[TASK] Please write out the entire listing below exactly, excluding its pictures.

[RECORDS FOR PROCESSING]
• • •
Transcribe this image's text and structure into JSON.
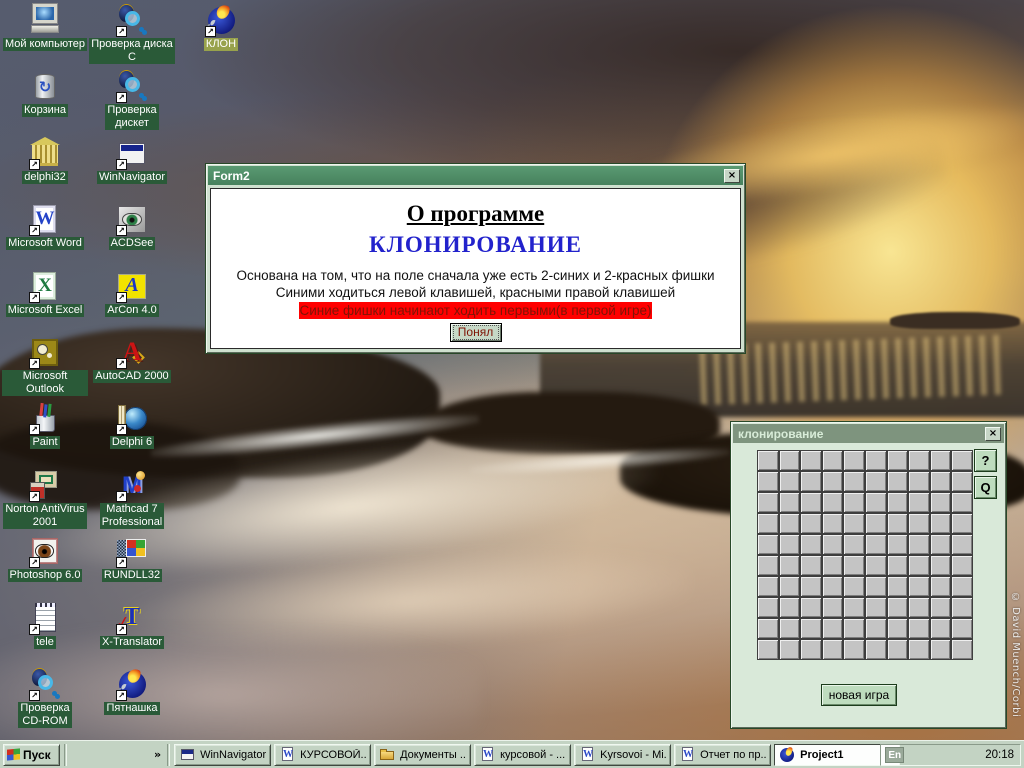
{
  "colors": {
    "active_title": "#4f8c64",
    "inactive_title": "#7e947e",
    "ui_face": "#c3d3c3",
    "icon_label_bg": "#2a5a38",
    "selected_icon_label_bg": "#98a24c",
    "heading_blue": "#2222cc",
    "alert_red": "#ff0000"
  },
  "ui": {
    "close_glyph": "×"
  },
  "desktop": {
    "credit": "© David Muench/Corbi",
    "columns": [
      [
        {
          "name": "icon-my-computer",
          "label": "Мой компьютер",
          "icon": "computer",
          "shortcut": false
        },
        {
          "name": "icon-recycle-bin",
          "label": "Корзина",
          "icon": "recycle",
          "shortcut": false
        },
        {
          "name": "icon-delphi32",
          "label": "delphi32",
          "icon": "bank",
          "shortcut": true
        },
        {
          "name": "icon-microsoft-word",
          "label": "Microsoft Word",
          "icon": "word",
          "shortcut": true
        },
        {
          "name": "icon-microsoft-excel",
          "label": "Microsoft Excel",
          "icon": "excel",
          "shortcut": true
        },
        {
          "name": "icon-microsoft-outlook",
          "label": "Microsoft Outlook",
          "icon": "outlook",
          "shortcut": true
        },
        {
          "name": "icon-paint",
          "label": "Paint",
          "icon": "paint",
          "shortcut": true
        },
        {
          "name": "icon-norton-antivirus",
          "label": "Norton AntiVirus\n2001",
          "icon": "norton",
          "shortcut": true
        },
        {
          "name": "icon-photoshop",
          "label": "Photoshop 6.0",
          "icon": "photoshop",
          "shortcut": true
        },
        {
          "name": "icon-tele",
          "label": "tele",
          "icon": "notepad",
          "shortcut": true
        },
        {
          "name": "icon-check-cdrom",
          "label": "Проверка\nCD-ROM",
          "icon": "scanbug",
          "shortcut": true
        }
      ],
      [
        {
          "name": "icon-check-disk-c",
          "label": "Проверка диска\nС",
          "icon": "scanbug",
          "shortcut": true
        },
        {
          "name": "icon-check-floppy",
          "label": "Проверка\nдискет",
          "icon": "scanbug",
          "shortcut": true
        },
        {
          "name": "icon-winnavigator",
          "label": "WinNavigator",
          "icon": "winnav",
          "shortcut": true
        },
        {
          "name": "icon-acdsee",
          "label": "ACDSee",
          "icon": "acdsee",
          "shortcut": true
        },
        {
          "name": "icon-arcon",
          "label": "ArCon 4.0",
          "icon": "arcon",
          "shortcut": true
        },
        {
          "name": "icon-autocad",
          "label": "AutoCAD 2000",
          "icon": "autocad",
          "shortcut": true
        },
        {
          "name": "icon-delphi6",
          "label": "Delphi 6",
          "icon": "delphi",
          "shortcut": true
        },
        {
          "name": "icon-mathcad",
          "label": "Mathcad 7\nProfessional",
          "icon": "mathcad",
          "shortcut": true
        },
        {
          "name": "icon-rundll32",
          "label": "RUNDLL32",
          "icon": "rundll",
          "shortcut": true
        },
        {
          "name": "icon-x-translator",
          "label": "X-Translator",
          "icon": "xtranslator",
          "shortcut": true
        },
        {
          "name": "icon-pyatnashka",
          "label": "Пятнашка",
          "icon": "torch",
          "shortcut": true
        }
      ],
      [
        {
          "name": "icon-klon",
          "label": "КЛОН",
          "icon": "torch",
          "shortcut": true,
          "selected": true
        }
      ]
    ]
  },
  "about_dialog": {
    "title": "Form2",
    "heading": "О программе",
    "subheading": "КЛОНИРОВАНИЕ",
    "line1": "Основана на том, что на поле сначала уже есть 2-синих и 2-красных фишки",
    "line2": "Синими ходиться левой клавишей, красными правой клавишей",
    "highlight": "Синие фишки начинают ходить первыми(в первой игре)",
    "ok_button": "Понял"
  },
  "game_window": {
    "title": "клонирование",
    "help_button": "?",
    "quit_button": "Q",
    "new_game_button": "новая игра",
    "grid": {
      "rows": 10,
      "cols": 10
    }
  },
  "taskbar": {
    "start_label": "Пуск",
    "overflow_chevron": "»",
    "quick_launch": [
      {
        "name": "quick-launch-monitor-icon",
        "icon": "qmonitor"
      },
      {
        "name": "show-desktop-icon",
        "icon": "qdesktop"
      },
      {
        "name": "outlook-express-icon",
        "icon": "qmail"
      },
      {
        "name": "media-player-icon",
        "icon": "qplayer"
      }
    ],
    "tasks": [
      {
        "label": "WinNavigator",
        "icon": "winnav"
      },
      {
        "label": "КУРСОВОЙ...",
        "icon": "word"
      },
      {
        "label": "Документы ...",
        "icon": "folder"
      },
      {
        "label": "курсовой - ...",
        "icon": "word"
      },
      {
        "label": "Kyrsovoi - Mi...",
        "icon": "word"
      },
      {
        "label": "Отчет по пр...",
        "icon": "word"
      },
      {
        "label": "Project1",
        "icon": "torch",
        "active": true
      }
    ],
    "tray": {
      "language": "En",
      "icons": [
        {
          "name": "speaker-icon",
          "icon": "speaker"
        },
        {
          "name": "display-settings-icon",
          "icon": "display"
        },
        {
          "name": "power-icon",
          "icon": "lightning"
        },
        {
          "name": "cd-icon",
          "icon": "cd"
        }
      ],
      "clock": "20:18"
    }
  }
}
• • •
[ANSWER BELOW]
Transcribe this image's text and structure into JSON.
{
  "colors": {
    "active_title": "#4f8c64",
    "inactive_title": "#7e947e",
    "ui_face": "#c3d3c3",
    "icon_label_bg": "#2a5a38",
    "selected_icon_label_bg": "#98a24c",
    "heading_blue": "#2222cc",
    "alert_red": "#ff0000"
  },
  "ui": {
    "close_glyph": "×"
  },
  "desktop": {
    "credit": "© David Muench/Corbi",
    "columns": [
      [
        {
          "name": "icon-my-computer",
          "label": "Мой компьютер",
          "icon": "computer",
          "shortcut": false
        },
        {
          "name": "icon-recycle-bin",
          "label": "Корзина",
          "icon": "recycle",
          "shortcut": false
        },
        {
          "name": "icon-delphi32",
          "label": "delphi32",
          "icon": "bank",
          "shortcut": true
        },
        {
          "name": "icon-microsoft-word",
          "label": "Microsoft Word",
          "icon": "word",
          "shortcut": true
        },
        {
          "name": "icon-microsoft-excel",
          "label": "Microsoft Excel",
          "icon": "excel",
          "shortcut": true
        },
        {
          "name": "icon-microsoft-outlook",
          "label": "Microsoft Outlook",
          "icon": "outlook",
          "shortcut": true
        },
        {
          "name": "icon-paint",
          "label": "Paint",
          "icon": "paint",
          "shortcut": true
        },
        {
          "name": "icon-norton-antivirus",
          "label": "Norton AntiVirus\n2001",
          "icon": "norton",
          "shortcut": true
        },
        {
          "name": "icon-photoshop",
          "label": "Photoshop 6.0",
          "icon": "photoshop",
          "shortcut": true
        },
        {
          "name": "icon-tele",
          "label": "tele",
          "icon": "notepad",
          "shortcut": true
        },
        {
          "name": "icon-check-cdrom",
          "label": "Проверка\nCD-ROM",
          "icon": "scanbug",
          "shortcut": true
        }
      ],
      [
        {
          "name": "icon-check-disk-c",
          "label": "Проверка диска\nС",
          "icon": "scanbug",
          "shortcut": true
        },
        {
          "name": "icon-check-floppy",
          "label": "Проверка\nдискет",
          "icon": "scanbug",
          "shortcut": true
        },
        {
          "name": "icon-winnavigator",
          "label": "WinNavigator",
          "icon": "winnav",
          "shortcut": true
        },
        {
          "name": "icon-acdsee",
          "label": "ACDSee",
          "icon": "acdsee",
          "shortcut": true
        },
        {
          "name": "icon-arcon",
          "label": "ArCon 4.0",
          "icon": "arcon",
          "shortcut": true
        },
        {
          "name": "icon-autocad",
          "label": "AutoCAD 2000",
          "icon": "autocad",
          "shortcut": true
        },
        {
          "name": "icon-delphi6",
          "label": "Delphi 6",
          "icon": "delphi",
          "shortcut": true
        },
        {
          "name": "icon-mathcad",
          "label": "Mathcad 7\nProfessional",
          "icon": "mathcad",
          "shortcut": true
        },
        {
          "name": "icon-rundll32",
          "label": "RUNDLL32",
          "icon": "rundll",
          "shortcut": true
        },
        {
          "name": "icon-x-translator",
          "label": "X-Translator",
          "icon": "xtranslator",
          "shortcut": true
        },
        {
          "name": "icon-pyatnashka",
          "label": "Пятнашка",
          "icon": "torch",
          "shortcut": true
        }
      ],
      [
        {
          "name": "icon-klon",
          "label": "КЛОН",
          "icon": "torch",
          "shortcut": true,
          "selected": true
        }
      ]
    ]
  },
  "about_dialog": {
    "title": "Form2",
    "heading": "О программе",
    "subheading": "КЛОНИРОВАНИЕ",
    "line1": "Основана на том, что на поле сначала уже есть 2-синих и 2-красных фишки",
    "line2": "Синими ходиться левой клавишей, красными правой клавишей",
    "highlight": "Синие фишки начинают ходить первыми(в первой игре)",
    "ok_button": "Понял"
  },
  "game_window": {
    "title": "клонирование",
    "help_button": "?",
    "quit_button": "Q",
    "new_game_button": "новая игра",
    "grid": {
      "rows": 10,
      "cols": 10
    }
  },
  "taskbar": {
    "start_label": "Пуск",
    "overflow_chevron": "»",
    "quick_launch": [
      {
        "name": "quick-launch-monitor-icon",
        "icon": "qmonitor"
      },
      {
        "name": "show-desktop-icon",
        "icon": "qdesktop"
      },
      {
        "name": "outlook-express-icon",
        "icon": "qmail"
      },
      {
        "name": "media-player-icon",
        "icon": "qplayer"
      }
    ],
    "tasks": [
      {
        "label": "WinNavigator",
        "icon": "winnav"
      },
      {
        "label": "КУРСОВОЙ...",
        "icon": "word"
      },
      {
        "label": "Документы ...",
        "icon": "folder"
      },
      {
        "label": "курсовой - ...",
        "icon": "word"
      },
      {
        "label": "Kyrsovoi - Mi...",
        "icon": "word"
      },
      {
        "label": "Отчет по пр...",
        "icon": "word"
      },
      {
        "label": "Project1",
        "icon": "torch",
        "active": true
      }
    ],
    "tray": {
      "language": "En",
      "icons": [
        {
          "name": "speaker-icon",
          "icon": "speaker"
        },
        {
          "name": "display-settings-icon",
          "icon": "display"
        },
        {
          "name": "power-icon",
          "icon": "lightning"
        },
        {
          "name": "cd-icon",
          "icon": "cd"
        }
      ],
      "clock": "20:18"
    }
  }
}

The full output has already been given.